• Over the expected 30+ year service life of the NGR the wages bill of these extra staff is likely to be astronomical, with an estimated scenario of $450 million, and therefore susceptible to cutting. It is doubtful that future governments will fund these extra positions and the Deputy Premier confirmed that she could not hold future governments to any funding agreements that she struck.
• The Deputy Premier verbally informed a member of Spinal Life Australia that to relocate the guard cab to mid train would cost $250 million. Moving the guard cab rather than employing extra platform staff will save the taxpayer $200 million over the service life of the NGR train.
What will be the impact on individuals?
• In seeking the exemptions, people with disability are being asked to put their lives aside; to put a hold on employment opportunities, on education and training, recreation, access to daily living and health services. To put a hold on their choice and control – which is clearly treating people unfavourably. And by seeking to knowingly and deliberately treat people with a disability unfavourably, we have to ask the State of Queensland, ‘where is your humanity?’
The AHRC asks what is your view regarding the applicant’s submission that the post-rectified trains will have accessible improvements that will exceed the requirements of the DDA?
• As this matter relates to transport, the specific requirements are set out in the Disability Standard Accessible Public Transport 2002 (DSAPT). This Standard was written in 1994, had its Regulation Impact Statement in 1995 and was not passed in Parliament until October 2002. The technology leap alone between 1995 and 2002 meant it was a weak Standard when it commenced, and it is unfortunate governments have taken so long to commence the DSAPT modernisation project recently. The struggle has been, making a service compliant with DSAPT does not necessarily make it functional – and people can lodge complaint if a service is not functional. The equitable access recommendations made by the Access Reference Group which the State of Queensland has accepted to complete were made to ensure both compliance and functionality were secured in order that every customer could receive a service which in turn would minimise risk of potential complaint against the State of Queensland – and would maximise the social and economic performance of the service and the region it serves.
Past and future
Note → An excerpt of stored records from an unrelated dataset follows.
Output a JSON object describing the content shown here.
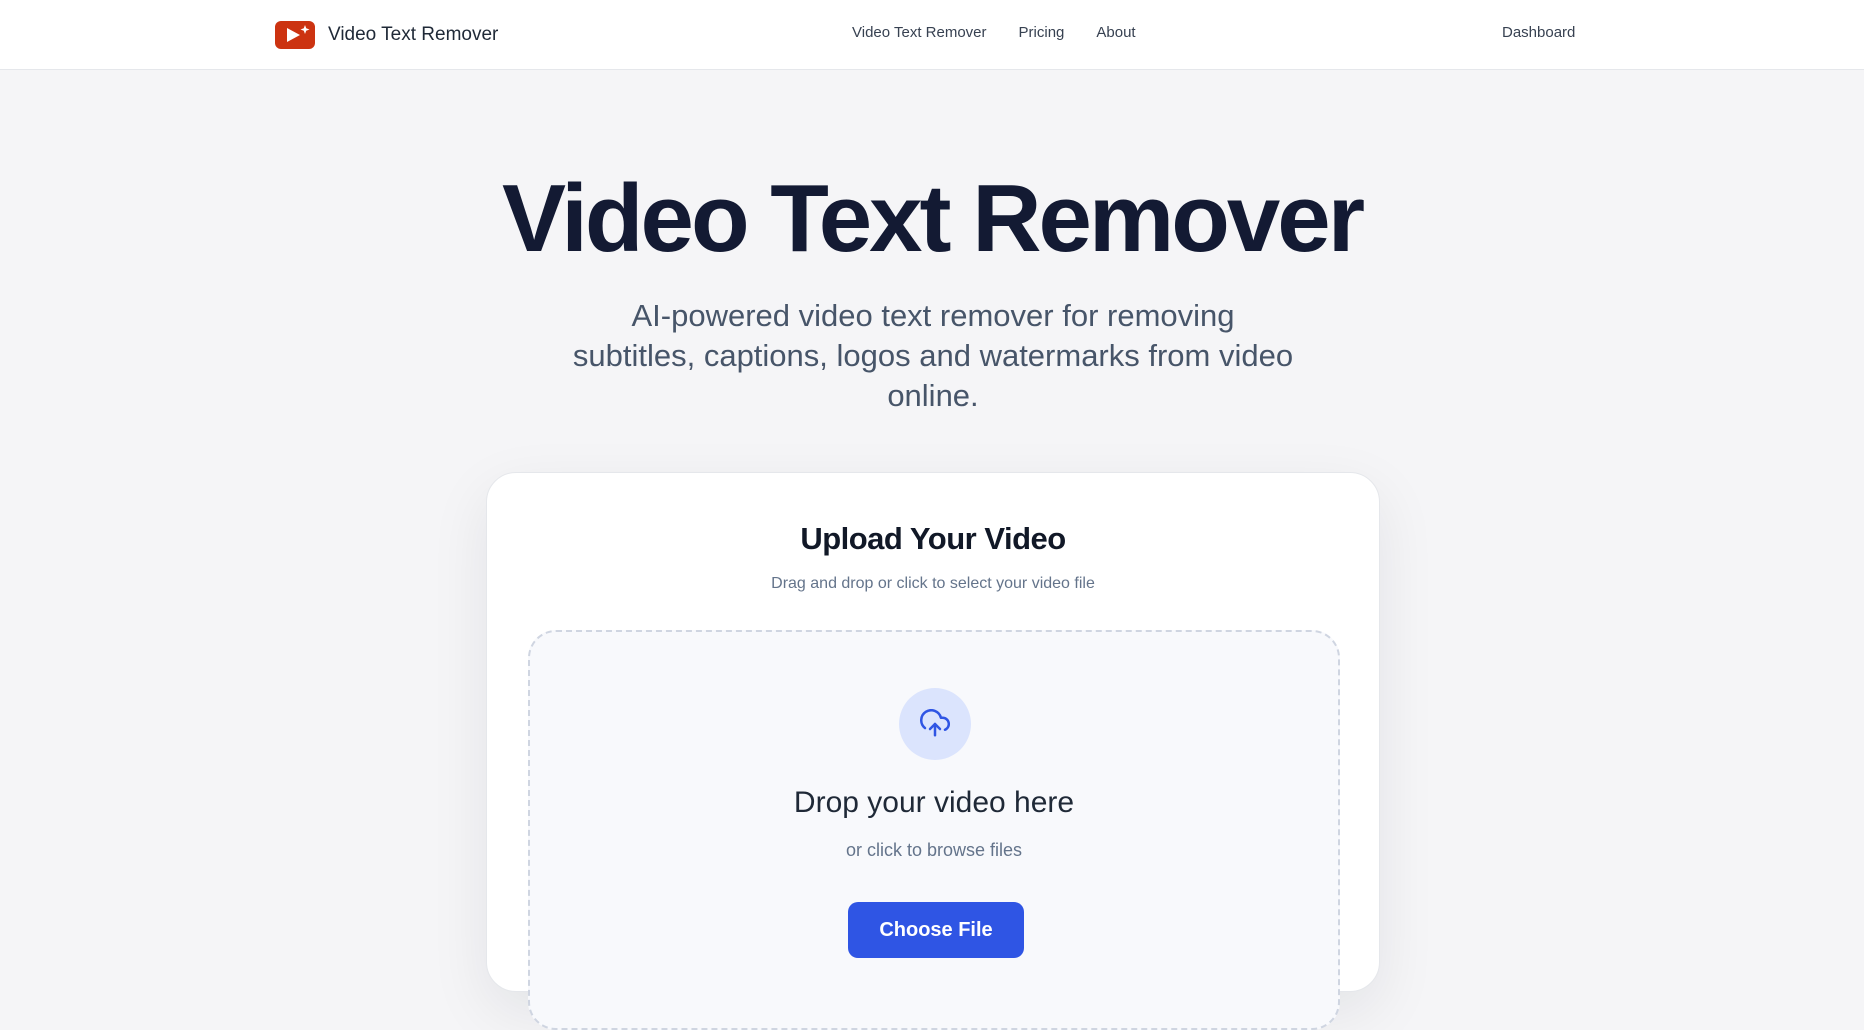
{
  "header": {
    "brand_name": "Video Text Remover",
    "logo_icon": "video-magic-icon",
    "nav": [
      "Video Text Remover",
      "Pricing",
      "About"
    ],
    "dashboard_label": "Dashboard"
  },
  "hero": {
    "title": "Video Text Remover",
    "subtitle": "AI-powered video text remover for removing subtitles, captions, logos and watermarks from video online."
  },
  "upload": {
    "title": "Upload Your Video",
    "subtitle": "Drag and drop or click to select your video file",
    "icon": "cloud-upload-icon",
    "drop_title": "Drop your video here",
    "drop_sub": "or click to browse files",
    "button_label": "Choose File"
  },
  "colors": {
    "brand": "#cc3311",
    "accent": "#2f55e4",
    "page_bg": "#f5f5f7"
  }
}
• When viewed politically, the Newman government created the NGR design debacle which the incoming Palaszczuk government had to address. During that term, the government tried to introduce a Human Rights Act for Queensland which would have required more responsible thinking and action to develop an equitable, integrated Queensland. However, the Nicholls Opposition refused to support it. Now, with a fresh election (25 November 2017) comes fresh hope that every parliamentarian in the new Queensland Legislative Assembly will act to ensure Queensland is not shamed because of the State of Queensland and Queensland Rail pre-election applying to knowingly and deliberately deny people with disability and other populations to access services, to participate in their community and be a customer. This new Parliament should ask TMR and QR for a timetable to be released that shows dedicated commitment to fixing the 21 trains that are built and in Brisbane. The public needs this show of good faith – an indication that this new Parliament will act for the electorate, not expediency.
Running non-compliant revenue services
• We are shocked and appalled that the State of Queensland and Queensland Rail has commenced operating non-compliant NGR trains for revenue services whilst this matter is before the Australian Human Rights Commission. This disrespect shows the Applicant’s in the poorest light possible to the people of Queensland.